From an interview with Bjarne Stroustrup (creator of C++):

I do not consider it the job of a programming language to be “secure.” Security is a systems property and a language that is -- among other things -- a systems programming language cannot provide that by itself. C++ offers protection against errors, rather than protection against deliberate violation of rules. C++11 is better at that than C++98, but the repeated failures of languages that did promise security (e.g. Java), demonstrates that C++’s more modest promises are reasonable. Unfortunately, “we” have built an infrastructure with weak interfaces, poor hardware protection, and a maze of complex communication protocols that seriously complicates security, but that’s not for any individual language or even for all programming languages to solve. Trying to address security problems by having every programmer in every language insert the right run-time checks in the code is expensive and doomed to failure.

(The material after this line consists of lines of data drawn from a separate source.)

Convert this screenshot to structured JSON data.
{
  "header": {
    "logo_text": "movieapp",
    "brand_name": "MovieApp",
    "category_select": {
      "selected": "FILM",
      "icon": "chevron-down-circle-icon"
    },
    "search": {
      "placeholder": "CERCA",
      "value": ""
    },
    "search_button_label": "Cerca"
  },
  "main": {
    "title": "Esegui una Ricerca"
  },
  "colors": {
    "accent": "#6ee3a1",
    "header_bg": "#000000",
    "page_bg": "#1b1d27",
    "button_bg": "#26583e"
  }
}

Hat tip to Daring Fireball.

Stroustrup's "Software Development for Infrastructure" paper selected by CR Best of 2012

From the TAMU CS blog:bs-sdfi.PNG

Stroustrup paper selected by Computing Reviews Best of 2012

"Software Development for Infrastructure" by Dr. Bjarne Stroustrup was selected as a notable paper in computing in 2012 by ACM's Computing Reviews Best of 2012. The Best of 2012 list consists of book and article nominations from CR's reviewers and category editors, the editors in chief of journals covered by CR, and others in the computing community. The paper was a cover feature article published in the IEEE Computer Society's January 2012 issue.

The basic premise of the paper is that "Infrastructure software needs more stringent correctness, reliability, efficiency, and maintainability requirements than non-essential applications. This implies greater emphasis on up-front design, static structure enforced by a type system, compact data structures, simplified code structure, and improved tool support. Education for infrastructure and application developers should differ to reflect that emphasis."

Dr. Stroustrup concludes that "In research, we need a greater appreciation of incremental (engineering) improvements with a relevance to real-world systems. 'That's just engineering, and we're computer scientists' is an attitude we can't afford. I suspect the era of transformative breakthroughs is over. We need to achieve a factor-of-two-or-three improvement in several areas, rather than trying to solve our problems with a single elusive two-orders-of-magnitude improvement from a silver bullet."